##### GIVEN RECORDS

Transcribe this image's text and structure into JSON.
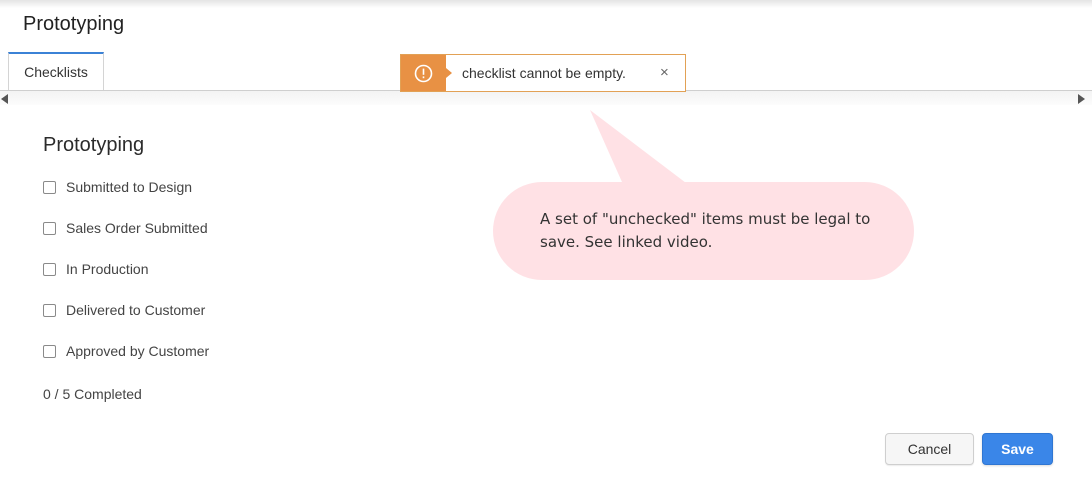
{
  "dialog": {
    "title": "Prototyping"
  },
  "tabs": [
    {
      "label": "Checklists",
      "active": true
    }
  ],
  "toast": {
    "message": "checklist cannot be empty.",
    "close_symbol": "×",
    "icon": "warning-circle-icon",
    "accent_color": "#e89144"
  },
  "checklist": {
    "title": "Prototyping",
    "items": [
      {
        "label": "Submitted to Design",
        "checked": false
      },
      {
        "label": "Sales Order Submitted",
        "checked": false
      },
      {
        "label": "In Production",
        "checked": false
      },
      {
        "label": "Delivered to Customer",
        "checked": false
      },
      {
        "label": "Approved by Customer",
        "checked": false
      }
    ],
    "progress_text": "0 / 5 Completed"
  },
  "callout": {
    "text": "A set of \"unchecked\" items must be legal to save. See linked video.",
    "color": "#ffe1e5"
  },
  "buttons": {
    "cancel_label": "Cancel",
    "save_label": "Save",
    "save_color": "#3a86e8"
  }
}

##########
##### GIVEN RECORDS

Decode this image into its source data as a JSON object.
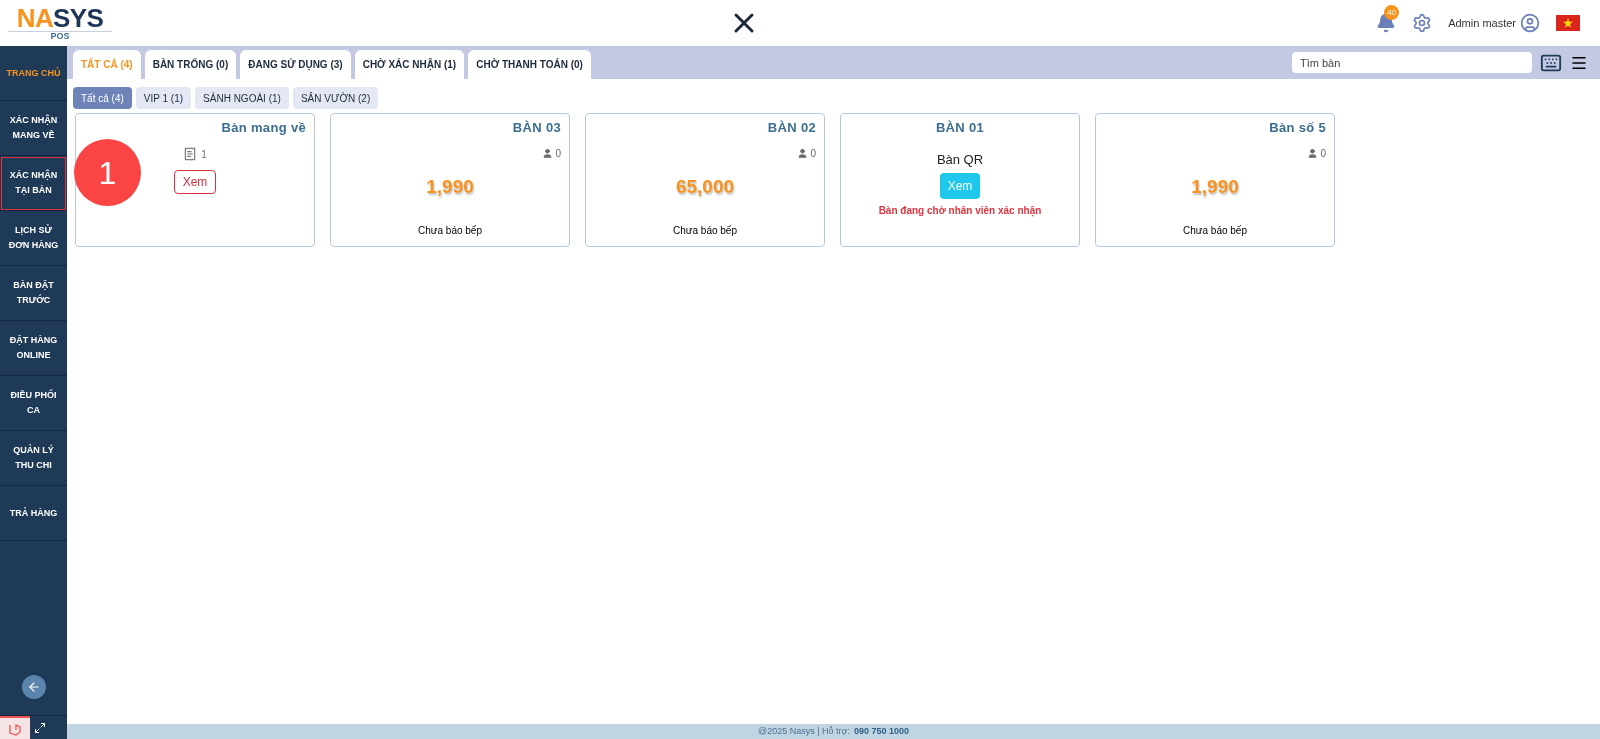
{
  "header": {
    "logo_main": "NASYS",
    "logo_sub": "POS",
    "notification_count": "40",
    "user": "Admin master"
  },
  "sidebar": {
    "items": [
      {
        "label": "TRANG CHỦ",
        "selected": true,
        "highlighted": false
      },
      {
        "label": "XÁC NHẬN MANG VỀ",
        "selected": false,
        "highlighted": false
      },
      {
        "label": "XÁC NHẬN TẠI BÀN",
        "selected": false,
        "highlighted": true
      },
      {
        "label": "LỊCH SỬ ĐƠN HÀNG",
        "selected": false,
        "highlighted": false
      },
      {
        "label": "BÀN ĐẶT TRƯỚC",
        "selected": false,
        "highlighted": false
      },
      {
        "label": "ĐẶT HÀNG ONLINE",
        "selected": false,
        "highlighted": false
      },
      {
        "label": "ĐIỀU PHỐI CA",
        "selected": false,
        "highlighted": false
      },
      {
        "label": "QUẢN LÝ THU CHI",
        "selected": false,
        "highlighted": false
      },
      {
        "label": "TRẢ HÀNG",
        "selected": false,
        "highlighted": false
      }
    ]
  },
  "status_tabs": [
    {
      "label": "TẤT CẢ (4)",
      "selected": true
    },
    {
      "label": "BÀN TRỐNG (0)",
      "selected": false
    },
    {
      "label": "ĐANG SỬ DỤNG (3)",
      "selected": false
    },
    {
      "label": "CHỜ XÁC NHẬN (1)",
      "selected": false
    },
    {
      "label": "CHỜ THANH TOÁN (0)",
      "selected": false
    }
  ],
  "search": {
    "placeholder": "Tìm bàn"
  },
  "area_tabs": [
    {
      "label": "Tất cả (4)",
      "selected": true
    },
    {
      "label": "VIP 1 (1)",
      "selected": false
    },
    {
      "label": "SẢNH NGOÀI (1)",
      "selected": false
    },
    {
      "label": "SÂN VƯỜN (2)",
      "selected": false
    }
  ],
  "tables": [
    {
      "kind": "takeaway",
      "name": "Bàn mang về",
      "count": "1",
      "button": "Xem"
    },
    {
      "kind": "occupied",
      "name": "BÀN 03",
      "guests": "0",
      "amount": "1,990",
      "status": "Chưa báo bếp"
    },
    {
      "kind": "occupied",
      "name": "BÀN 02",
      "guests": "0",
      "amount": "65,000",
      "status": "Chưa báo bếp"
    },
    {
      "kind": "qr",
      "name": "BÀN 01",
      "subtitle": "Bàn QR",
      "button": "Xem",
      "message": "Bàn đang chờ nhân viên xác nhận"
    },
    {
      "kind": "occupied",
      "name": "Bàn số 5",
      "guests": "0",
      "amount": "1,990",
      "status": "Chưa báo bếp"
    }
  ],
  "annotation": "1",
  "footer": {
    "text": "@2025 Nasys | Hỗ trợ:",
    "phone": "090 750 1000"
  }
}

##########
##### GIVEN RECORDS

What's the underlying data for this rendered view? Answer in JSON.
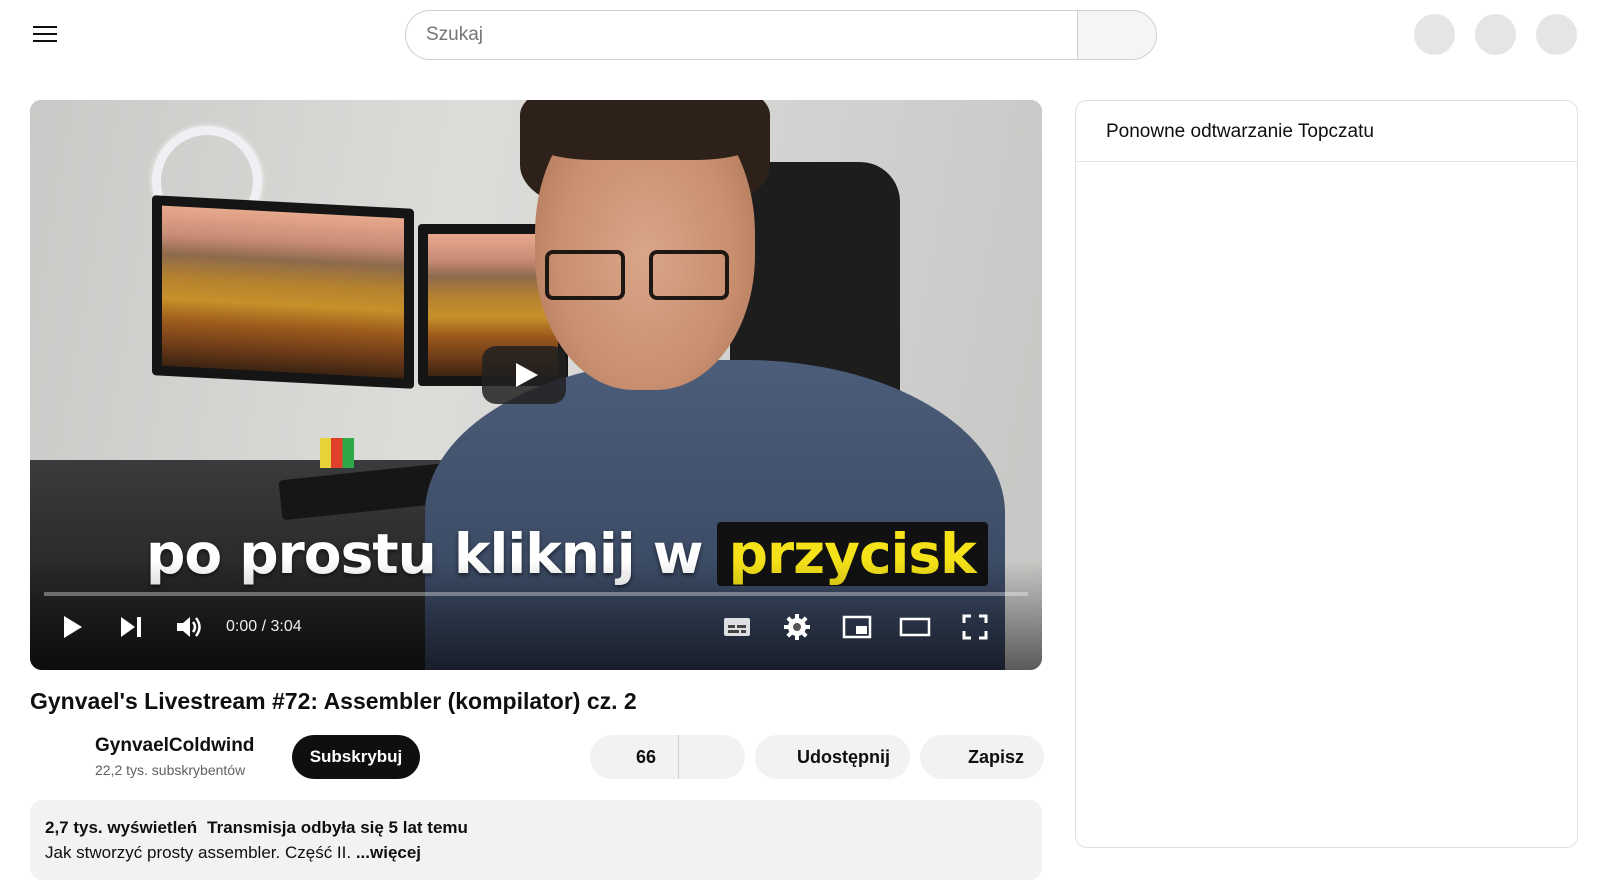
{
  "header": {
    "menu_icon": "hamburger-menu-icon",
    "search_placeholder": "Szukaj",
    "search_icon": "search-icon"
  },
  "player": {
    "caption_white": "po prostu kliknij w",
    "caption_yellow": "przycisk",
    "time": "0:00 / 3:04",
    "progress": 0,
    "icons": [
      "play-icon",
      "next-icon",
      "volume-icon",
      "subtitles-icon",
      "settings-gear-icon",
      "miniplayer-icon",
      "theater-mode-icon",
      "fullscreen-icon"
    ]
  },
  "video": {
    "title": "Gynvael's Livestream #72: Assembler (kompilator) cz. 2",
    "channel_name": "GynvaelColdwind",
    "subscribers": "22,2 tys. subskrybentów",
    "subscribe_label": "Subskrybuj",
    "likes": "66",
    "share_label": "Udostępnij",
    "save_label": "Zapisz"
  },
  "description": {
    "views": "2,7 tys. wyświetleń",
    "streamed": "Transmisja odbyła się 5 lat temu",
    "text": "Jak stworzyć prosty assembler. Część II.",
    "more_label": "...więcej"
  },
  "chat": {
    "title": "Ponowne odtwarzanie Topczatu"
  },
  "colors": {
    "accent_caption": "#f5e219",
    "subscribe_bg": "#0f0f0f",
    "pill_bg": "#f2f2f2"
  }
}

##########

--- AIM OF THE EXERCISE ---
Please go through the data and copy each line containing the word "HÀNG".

--- WORKED SOLUTION ---
        "label": "LỊCH SỬ ĐƠN HÀNG",
        "label": "ĐẶT HÀNG ONLINE",
        "label": "TRẢ HÀNG",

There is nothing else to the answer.